* **PROBLEM TO SOLVE**
Lines below that include "What" are the answer; copy each one.

* **INPUT**
>>>

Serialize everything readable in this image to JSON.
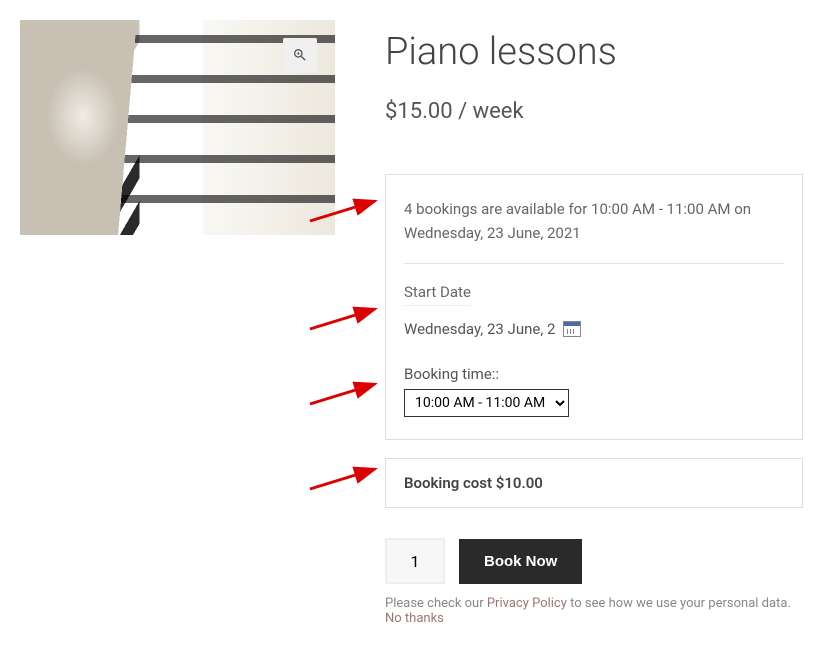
{
  "product": {
    "title": "Piano lessons",
    "price": "$15.00 / week"
  },
  "booking": {
    "availability": "4 bookings are available for 10:00 AM - 11:00 AM on Wednesday, 23 June, 2021",
    "start_date_label": "Start Date",
    "start_date_value": "Wednesday, 23 June, 2",
    "booking_time_label": "Booking time::",
    "booking_time_value": "10:00 AM - 11:00 AM",
    "cost_label": "Booking cost $10.00"
  },
  "actions": {
    "quantity": "1",
    "book_label": "Book Now"
  },
  "privacy": {
    "prefix": "Please check our ",
    "link": "Privacy Policy",
    "suffix": " to see how we use your personal data. ",
    "dismiss": "No thanks"
  }
}
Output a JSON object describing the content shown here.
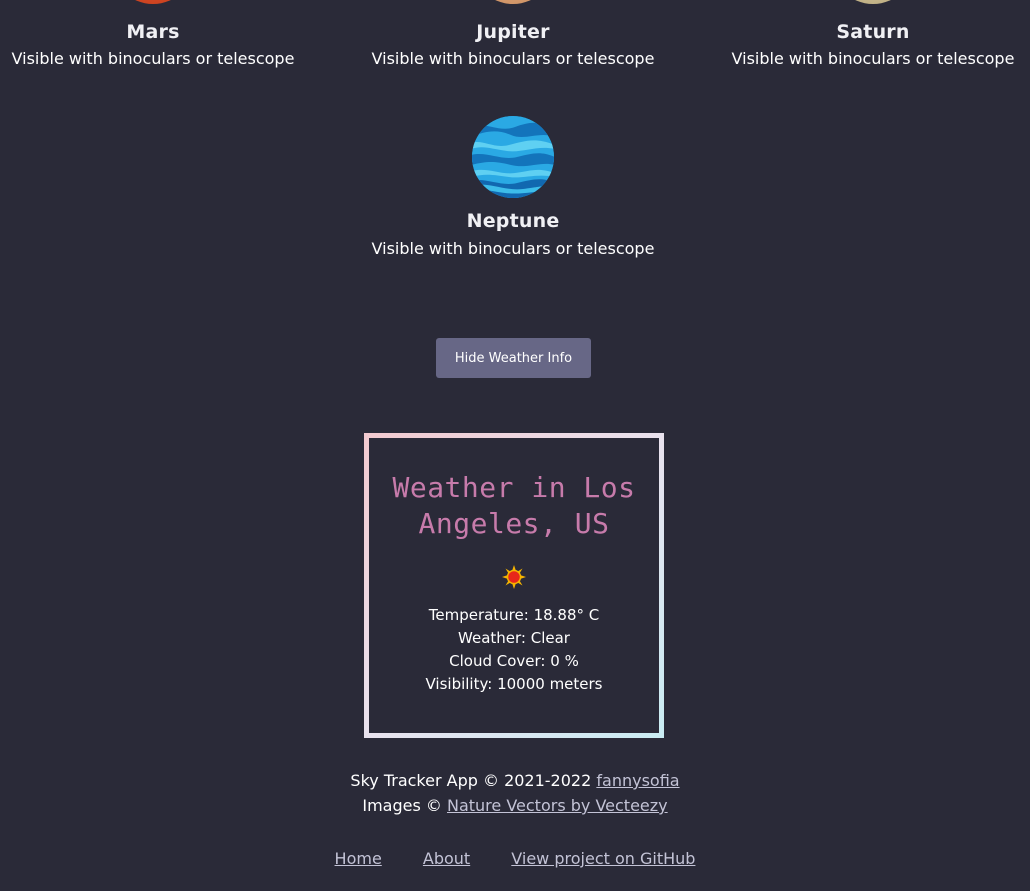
{
  "planets_top": [
    {
      "name": "Mars",
      "visibility": "Visible with binoculars or telescope",
      "color": "#e2502a"
    },
    {
      "name": "Jupiter",
      "visibility": "Visible with binoculars or telescope",
      "color": "#e0a578"
    },
    {
      "name": "Saturn",
      "visibility": "Visible with binoculars or telescope",
      "color": "#d6c79c"
    }
  ],
  "neptune": {
    "name": "Neptune",
    "visibility": "Visible with binoculars or telescope",
    "color": "#1a9fd6"
  },
  "weather_button": {
    "label": "Hide Weather Info"
  },
  "weather": {
    "title": "Weather in Los Angeles, US",
    "icon": "sun-icon",
    "temperature": "Temperature: 18.88° C",
    "condition": "Weather: Clear",
    "cloud_cover": "Cloud Cover: 0 %",
    "visibility": "Visibility: 10000 meters"
  },
  "footer": {
    "copyright_prefix": "Sky Tracker App © 2021-2022",
    "author_link": "fannysofia",
    "images_prefix": "Images ©",
    "images_link": "Nature Vectors by Vecteezy"
  },
  "nav": {
    "home": "Home",
    "about": "About",
    "github": "View project on GitHub"
  },
  "colors": {
    "background": "#2a2a38",
    "button": "#676786",
    "weather_title": "#c77bab",
    "link": "#c3c3d6"
  }
}
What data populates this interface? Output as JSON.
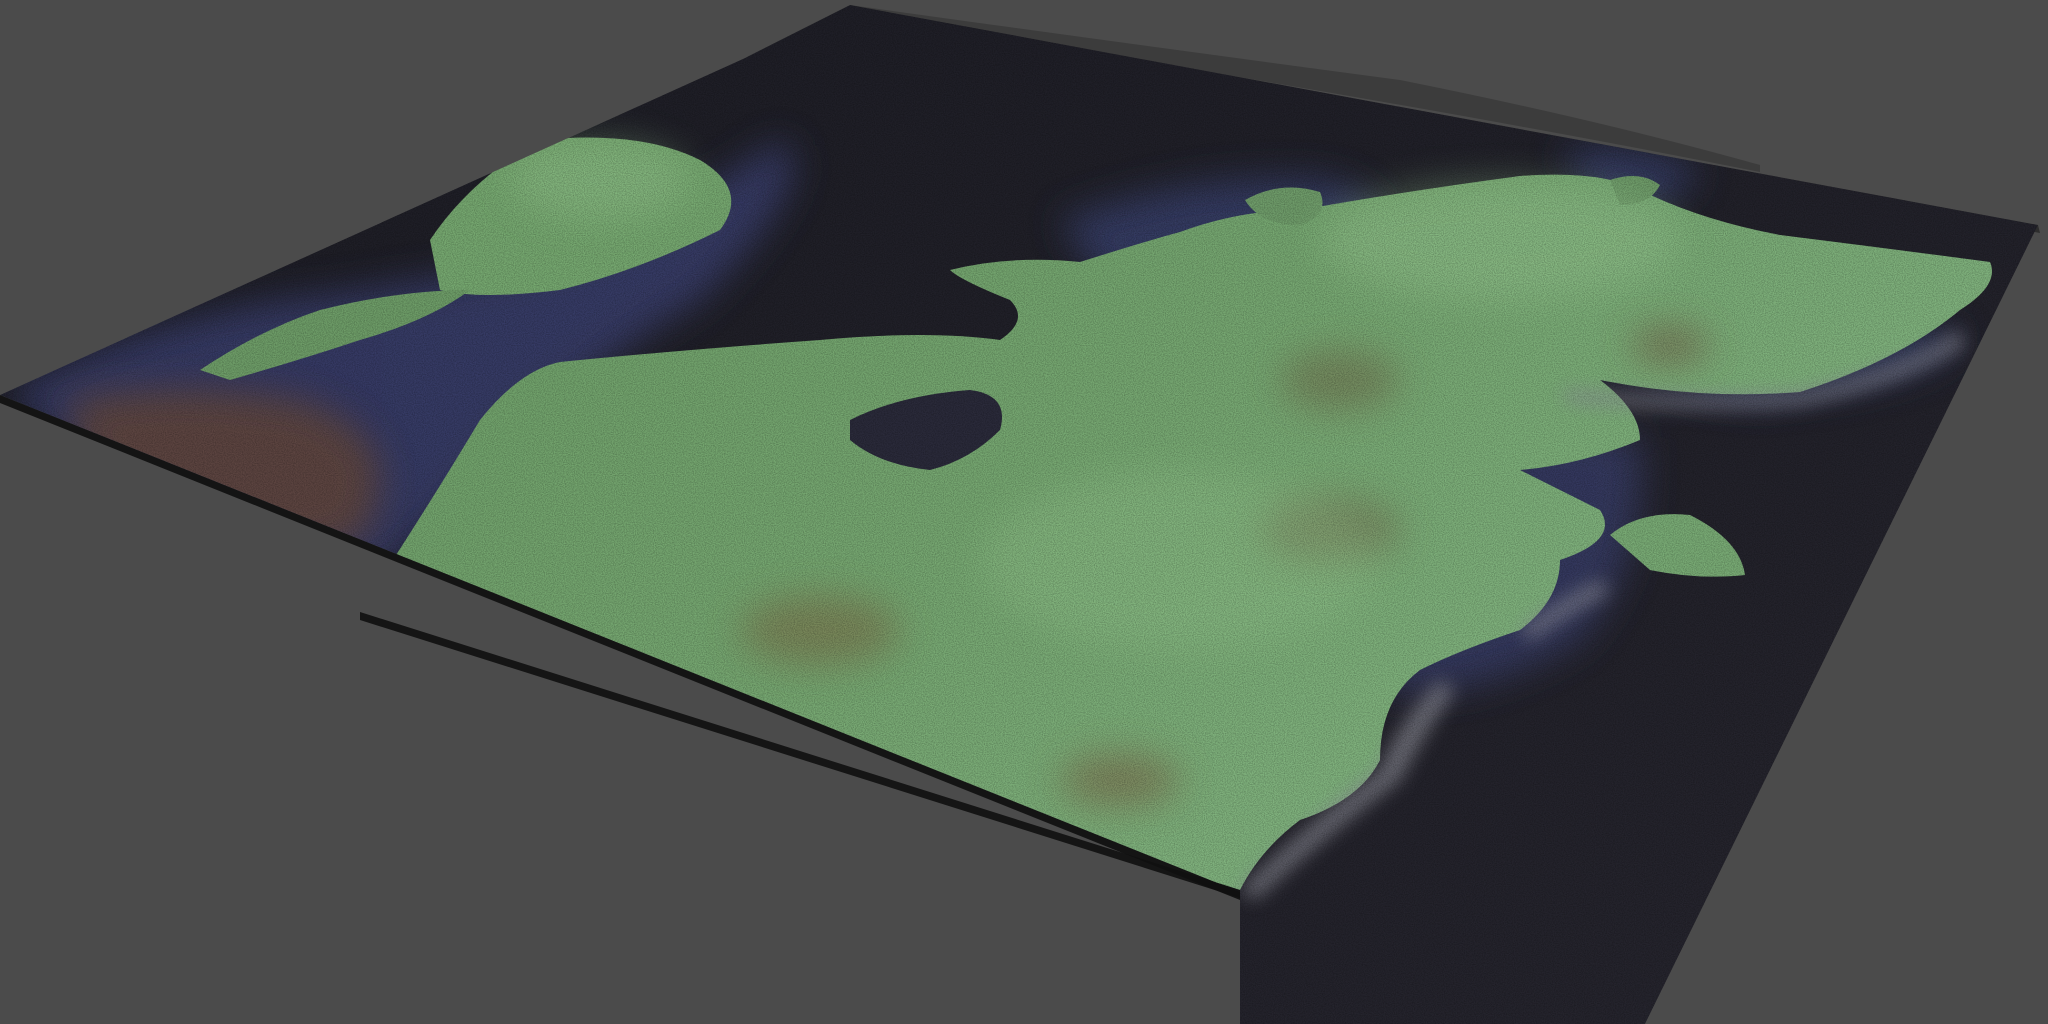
{
  "viewport": {
    "background_color": "#4b4b4b"
  },
  "terrain": {
    "type": "heightmap-terrain",
    "palette": {
      "grass_light": "#7fb07a",
      "grass_mid": "#5f8d5c",
      "grass_dark": "#3f6a40",
      "shore_brown": "#6f4c3a",
      "shallow_water": "#3d4268",
      "deep_water": "#22212b",
      "cliff_gray": "#8e8f99",
      "edge_shadow": "#161616"
    }
  }
}
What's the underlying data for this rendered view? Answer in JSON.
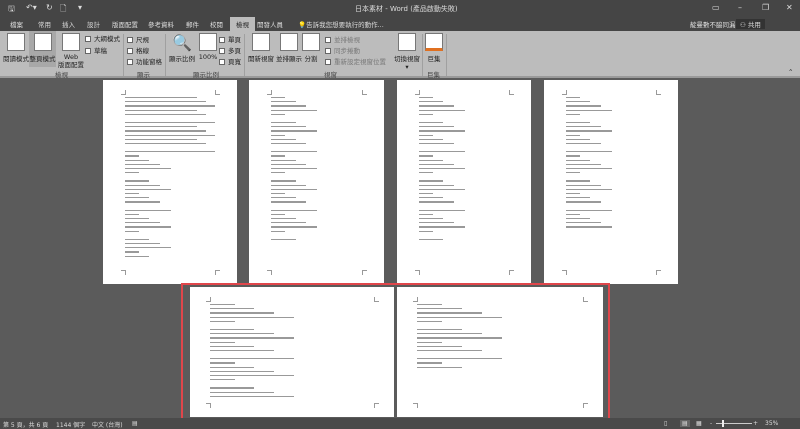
{
  "title": "日本素材 - Word (產品啟動失敗)",
  "user": "靛曼數不脇同漏",
  "share_label": "共用",
  "tabs": [
    "檔案",
    "常用",
    "插入",
    "設計",
    "版面配置",
    "參考資料",
    "郵件",
    "校閱",
    "檢視",
    "開發人員"
  ],
  "tell_me": "告訴我您想要執行的動作...",
  "ribbon": {
    "views": {
      "read": "閱讀模式",
      "print": "整頁模式",
      "web": "Web\n版面配置",
      "outline": "大綱模式",
      "draft": "草稿",
      "group": "檢視"
    },
    "show": {
      "ruler": "尺規",
      "grid": "格線",
      "nav": "功能窗格",
      "group": "顯示"
    },
    "zoom": {
      "zoom": "顯示比例",
      "hundred": "100%",
      "one": "單頁",
      "multi": "多頁",
      "width": "頁寬",
      "group": "顯示比例"
    },
    "window": {
      "new": "開新視窗",
      "arrange": "並排顯示",
      "split": "分割",
      "side": "並排檢視",
      "sync": "同步捲動",
      "reset": "重新設定視窗位置",
      "switch": "切換視窗",
      "group": "視窗"
    },
    "macros": {
      "macros": "巨集",
      "group": "巨集"
    }
  },
  "status": {
    "page": "第 5 頁，共 6 頁",
    "words": "1144 個字",
    "lang": "中文 (台灣)",
    "zoom": "35%"
  }
}
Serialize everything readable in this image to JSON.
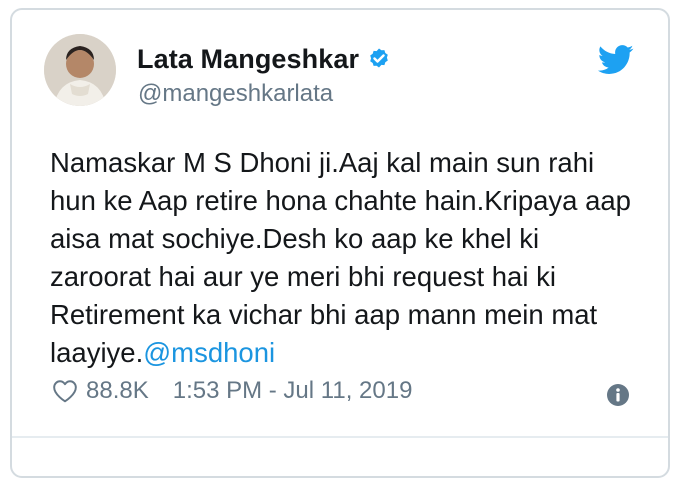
{
  "author": {
    "name": "Lata Mangeshkar",
    "handle": "@mangeshkarlata",
    "verified": true
  },
  "tweet": {
    "lines": [
      "Namaskar M S Dhoni ji.Aaj kal main sun rahi",
      "hun ke Aap retire hona chahte hain.Kripaya aap",
      "aisa mat sochiye.Desh ko aap ke khel ki",
      "zaroorat hai aur ye meri bhi request hai ki",
      "Retirement ka vichar bhi aap mann mein mat",
      "laayiye."
    ],
    "mention": "@msdhoni"
  },
  "footer": {
    "likes": "88.8K",
    "timestamp": "1:53 PM - Jul 11, 2019"
  },
  "colors": {
    "text": "#14171a",
    "secondary": "#657786",
    "link": "#1b95e0",
    "twitter_blue": "#1da1f2",
    "info_icon": "#657786"
  },
  "icons": {
    "logo": "twitter-bird-icon",
    "verified": "verified-badge-icon",
    "like": "heart-outline-icon",
    "info": "info-circle-icon"
  }
}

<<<

* **EXPECTED OUTPUT**
What data populates this interface? Output as JSON.
What's the underlying data for this rendered view? Answer in JSON.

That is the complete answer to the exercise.